**YOUR TASK**:
Apart from the pictures, every entry below must be given again exactly.

**EXTRACTED MATERIAL**:
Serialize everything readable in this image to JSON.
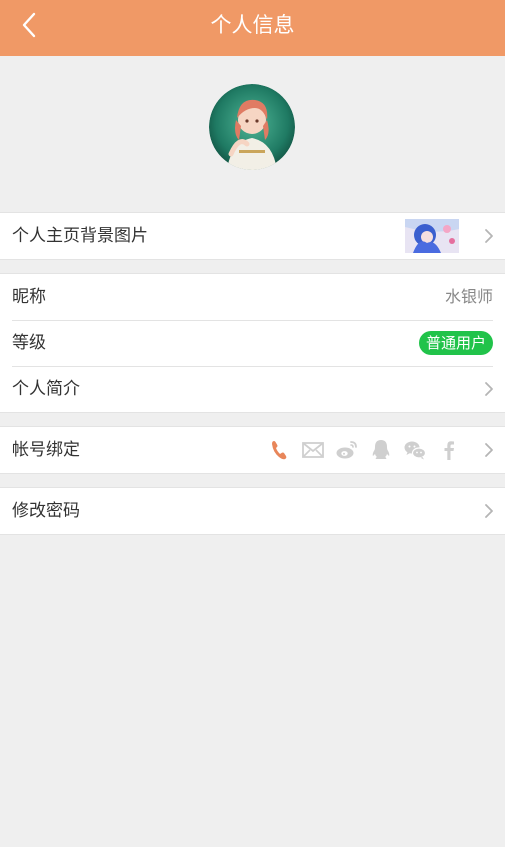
{
  "header": {
    "title": "个人信息",
    "back_icon": "chevron-left-icon",
    "color": "#f09966"
  },
  "profile": {
    "avatar": "avatar"
  },
  "section_background": {
    "label": "个人主页背景图片"
  },
  "section_info": {
    "nickname_label": "昵称",
    "nickname_value": "水银师",
    "level_label": "等级",
    "level_value": "普通用户",
    "level_color": "#21c34a",
    "bio_label": "个人简介"
  },
  "section_binding": {
    "label": "帐号绑定",
    "icons": [
      "phone-icon",
      "mail-icon",
      "weibo-icon",
      "qq-icon",
      "wechat-icon",
      "facebook-icon"
    ],
    "active_color": "#e8865a",
    "inactive_color": "#cfcfcf"
  },
  "section_password": {
    "label": "修改密码"
  }
}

**ANSWER SPACE**:
Serialize everything readable in this image to JSON.
{
  "header": {
    "title": "个人信息",
    "back_icon": "chevron-left-icon",
    "color": "#f09966"
  },
  "profile": {
    "avatar": "avatar"
  },
  "section_background": {
    "label": "个人主页背景图片"
  },
  "section_info": {
    "nickname_label": "昵称",
    "nickname_value": "水银师",
    "level_label": "等级",
    "level_value": "普通用户",
    "level_color": "#21c34a",
    "bio_label": "个人简介"
  },
  "section_binding": {
    "label": "帐号绑定",
    "icons": [
      "phone-icon",
      "mail-icon",
      "weibo-icon",
      "qq-icon",
      "wechat-icon",
      "facebook-icon"
    ],
    "active_color": "#e8865a",
    "inactive_color": "#cfcfcf"
  },
  "section_password": {
    "label": "修改密码"
  }
}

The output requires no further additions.